▶ _INPUT_:
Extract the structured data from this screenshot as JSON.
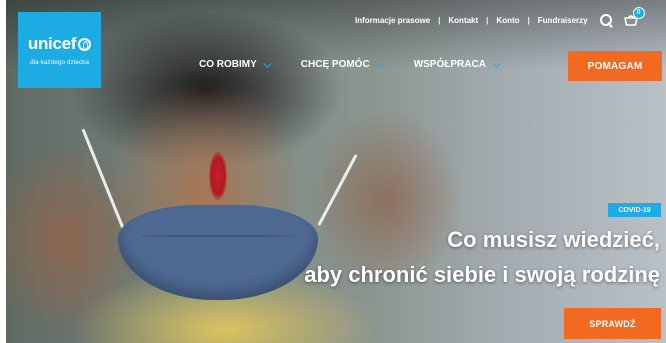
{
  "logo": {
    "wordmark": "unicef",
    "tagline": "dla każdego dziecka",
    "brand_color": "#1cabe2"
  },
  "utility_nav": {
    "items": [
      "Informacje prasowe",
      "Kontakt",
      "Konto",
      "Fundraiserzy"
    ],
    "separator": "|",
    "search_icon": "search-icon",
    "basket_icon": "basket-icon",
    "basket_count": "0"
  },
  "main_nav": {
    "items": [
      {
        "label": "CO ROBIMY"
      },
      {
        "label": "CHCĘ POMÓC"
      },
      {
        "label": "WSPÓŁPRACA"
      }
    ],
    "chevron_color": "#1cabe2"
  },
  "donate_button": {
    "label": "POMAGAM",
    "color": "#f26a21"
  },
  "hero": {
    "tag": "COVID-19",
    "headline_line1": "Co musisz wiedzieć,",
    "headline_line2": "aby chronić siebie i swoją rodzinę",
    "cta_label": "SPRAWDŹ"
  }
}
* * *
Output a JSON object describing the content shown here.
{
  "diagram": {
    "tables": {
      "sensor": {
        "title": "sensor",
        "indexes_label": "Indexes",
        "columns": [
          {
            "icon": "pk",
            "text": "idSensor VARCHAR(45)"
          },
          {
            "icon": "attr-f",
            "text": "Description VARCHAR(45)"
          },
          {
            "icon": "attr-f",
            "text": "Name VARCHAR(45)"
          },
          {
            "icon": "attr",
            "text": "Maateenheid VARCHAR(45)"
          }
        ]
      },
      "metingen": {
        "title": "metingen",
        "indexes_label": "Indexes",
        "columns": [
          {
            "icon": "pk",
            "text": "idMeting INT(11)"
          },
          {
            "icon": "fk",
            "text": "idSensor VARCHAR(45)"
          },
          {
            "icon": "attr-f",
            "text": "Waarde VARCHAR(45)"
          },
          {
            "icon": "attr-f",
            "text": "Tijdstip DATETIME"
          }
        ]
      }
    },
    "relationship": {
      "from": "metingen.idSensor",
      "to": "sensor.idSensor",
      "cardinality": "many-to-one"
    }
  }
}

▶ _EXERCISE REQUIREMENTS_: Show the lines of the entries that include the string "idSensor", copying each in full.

▶ _TASK SOLUTION_:
            "text": "idSensor VARCHAR(45)"
            "text": "idSensor VARCHAR(45)"
      "from": "metingen.idSensor",
      "to": "sensor.idSensor",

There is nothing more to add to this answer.